Told more as stories than history lessons, the biographies in American National Biography Supplement I recount the tales of all the different people who shaped America--leaders, composers, entertainers, entrepreneurs, writers, scientists, and outlaws. Each one written by an expert in the field and masterfully woven together to present the most accurate and up-to-date information, the entries bring forth a powerful narrative of America's past and some of the most important figures that went into its formation. As the first in a series, ANB Supplement I extends the coverage from the original ANB to include notables who died prior to the end of 1999. This adds another four years of captivating history to the original 24-volume print edition's cutoff date of 1995. Among the biographies in the Supplement are articles first published in the ANB Online. The result is hour after absorbing hour spent exploring the dance of Gene Kelly and the music of Ella Fitzgerald along with the lives of Revolutionary War General Peter Gansevoort and literary scholar Fredson Bowers, among many, many others. With over 400 new listings, bibliographies after each entry, and a cumulative revised index of occupations and realms of renown, the Supplement continues the ANB tradition of bringing the people who have meant so much to this country to the forefront.
Recounts original articles treating 493 topics and events in twentieth century history spanning the cultural and artistic life of the modern world.
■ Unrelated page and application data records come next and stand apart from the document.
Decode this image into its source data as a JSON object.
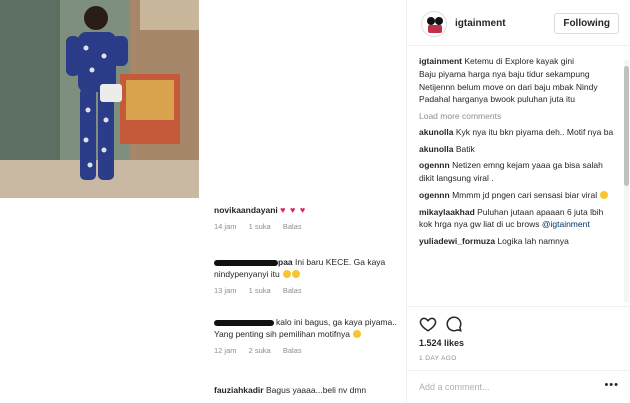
{
  "post": {
    "author": "igtainment",
    "follow_label": "Following",
    "caption_user": "igtainment",
    "caption_lines": [
      "Ketemu di Explore kayak gini",
      "Baju piyama harga nya baju tidur sekampung",
      "Netijennn belum move on dari baju mbak Nindy",
      "Padahal harganya bwook puluhan juta itu"
    ],
    "load_more": "Load more comments",
    "likes": "1.524 likes",
    "date": "1 DAY AGO",
    "add_comment_placeholder": "Add a comment...",
    "more_label": "•••"
  },
  "comments": [
    {
      "user": "akunolla",
      "text": "Kyk nya itu bkn piyama deh.. Motif nya ba"
    },
    {
      "user": "akunolla",
      "text": "Batik"
    },
    {
      "user": "ogennn",
      "text": "Netizen emng kejam yaaa ga bisa salah dikit langsung viral ."
    },
    {
      "user": "ogennn",
      "text": "Mmmm jd pngen cari sensasi biar viral"
    },
    {
      "user": "mikaylaakhad",
      "text": "Puluhan jutaan apaaan 6 juta lbih kok hrga nya gw liat di uc brows",
      "tag": "@igtainment"
    },
    {
      "user": "yuliadewi_formuza",
      "text": "Logika lah namnya"
    }
  ],
  "left_comments": [
    {
      "user": "novikaandayani",
      "text": "",
      "hearts": "♥ ♥ ♥"
    },
    {
      "user": "",
      "suffix": "paa",
      "text": "Ini baru KECE. Ga kaya nindypenyanyi itu",
      "time": "13 jam",
      "likes": "1 suka",
      "reply": "Balas"
    },
    {
      "user": "",
      "suffix": "",
      "text": "kalo ini bagus, ga kaya piyama.. Yang penting sih pemilihan motifnya",
      "time": "12 jam",
      "likes": "2 suka",
      "reply": "Balas"
    },
    {
      "user": "fauziahkadir",
      "text": "Bagus yaaaa...beli nv dmn"
    }
  ],
  "left_first_meta": {
    "time": "14 jam",
    "likes": "1 suka",
    "reply": "Balas"
  },
  "colors": {
    "heart": "#e0245e",
    "link": "#003569",
    "muted": "#8e8e8e"
  }
}
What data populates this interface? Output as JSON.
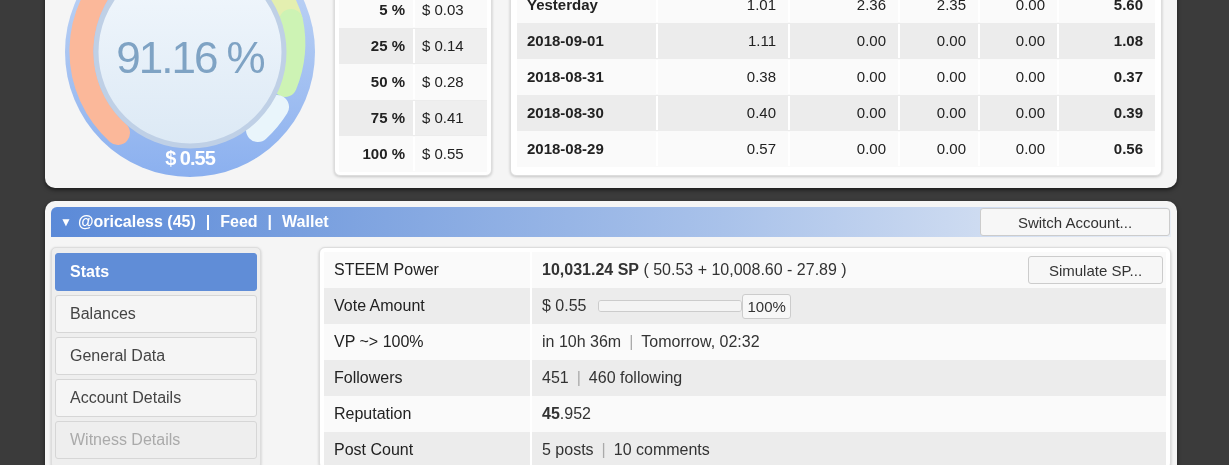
{
  "gauge": {
    "percent": "91.16 %",
    "value": "$ 0.55"
  },
  "vote_table": {
    "rows": [
      {
        "weight": "5 %",
        "value": "$ 0.03"
      },
      {
        "weight": "25 %",
        "value": "$ 0.14"
      },
      {
        "weight": "50 %",
        "value": "$ 0.28"
      },
      {
        "weight": "75 %",
        "value": "$ 0.41"
      },
      {
        "weight": "100 %",
        "value": "$ 0.55"
      }
    ]
  },
  "rewards_table": {
    "rows": [
      {
        "date": "Yesterday",
        "cells": [
          "1.01",
          "2.36",
          "2.35",
          "0.00"
        ],
        "total": "5.60"
      },
      {
        "date": "2018-09-01",
        "cells": [
          "1.11",
          "0.00",
          "0.00",
          "0.00"
        ],
        "total": "1.08"
      },
      {
        "date": "2018-08-31",
        "cells": [
          "0.38",
          "0.00",
          "0.00",
          "0.00"
        ],
        "total": "0.37"
      },
      {
        "date": "2018-08-30",
        "cells": [
          "0.40",
          "0.00",
          "0.00",
          "0.00"
        ],
        "total": "0.39"
      },
      {
        "date": "2018-08-29",
        "cells": [
          "0.57",
          "0.00",
          "0.00",
          "0.00"
        ],
        "total": "0.56"
      }
    ]
  },
  "account_bar": {
    "caret": "▼",
    "links": [
      "@oricaless (45)",
      "Feed",
      "Wallet"
    ],
    "separator": "|",
    "button": "Switch Account..."
  },
  "sidebar": {
    "items": [
      {
        "label": "Stats",
        "selected": true,
        "disabled": false
      },
      {
        "label": "Balances",
        "selected": false,
        "disabled": false
      },
      {
        "label": "General Data",
        "selected": false,
        "disabled": false
      },
      {
        "label": "Account Details",
        "selected": false,
        "disabled": false
      },
      {
        "label": "Witness Details",
        "selected": false,
        "disabled": true
      }
    ]
  },
  "stats": {
    "rows": [
      {
        "kind": "text",
        "label": "STEEM Power",
        "parts": [
          "**10,031.24 SP** ( 50.53 + 10,008.60 - 27.89 )"
        ],
        "button": "Simulate SP..."
      },
      {
        "kind": "slider",
        "label": "Vote Amount",
        "parts": [
          "$ 0.55"
        ],
        "level": 1.0,
        "reading": "100%"
      },
      {
        "kind": "text",
        "label": "VP ~> 100%",
        "parts": [
          "in 10h 36m",
          "Tomorrow, 02:32"
        ]
      },
      {
        "kind": "text",
        "label": "Followers",
        "parts": [
          "451",
          "460 following"
        ]
      },
      {
        "kind": "text",
        "label": "Reputation",
        "parts": [
          "**45**.952"
        ]
      },
      {
        "kind": "text",
        "label": "Post Count",
        "parts": [
          "5 posts",
          "10 comments"
        ]
      }
    ],
    "separator": "|"
  }
}
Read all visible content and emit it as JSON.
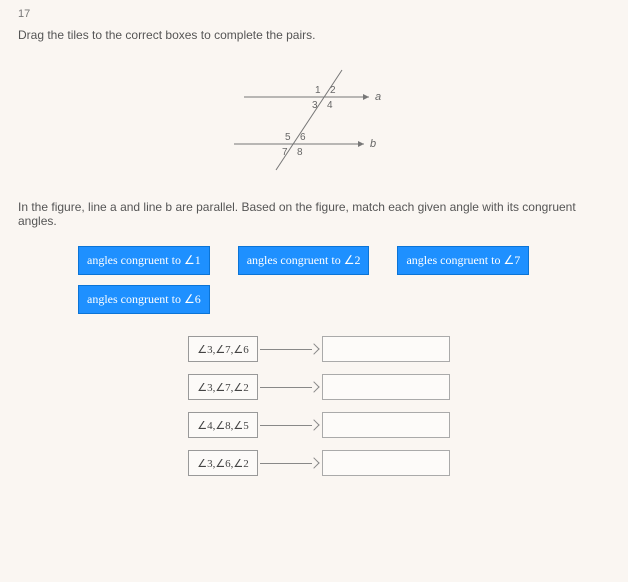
{
  "question_number": "17",
  "instruction": "Drag the tiles to the correct boxes to complete the pairs.",
  "figure": {
    "labels": {
      "a1": "1",
      "a2": "2",
      "a3": "3",
      "a4": "4",
      "a5": "5",
      "a6": "6",
      "a7": "7",
      "a8": "8",
      "lineA": "a",
      "lineB": "b"
    }
  },
  "explanation_text": "In the figure, line a and line b are parallel. Based on the figure, match each given angle with its congruent angles.",
  "tiles": {
    "t1": "angles congruent to ∠1",
    "t2": "angles congruent to ∠2",
    "t7": "angles congruent to ∠7",
    "t6": "angles congruent to ∠6"
  },
  "pairs": [
    {
      "left": "∠3,∠7,∠6"
    },
    {
      "left": "∠3,∠7,∠2"
    },
    {
      "left": "∠4,∠8,∠5"
    },
    {
      "left": "∠3,∠6,∠2"
    }
  ]
}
Includes landmarks in the fine arts: art, architecture, dance, fashion and design, journalism, literature, motion pictures, music, television and radio, and theater.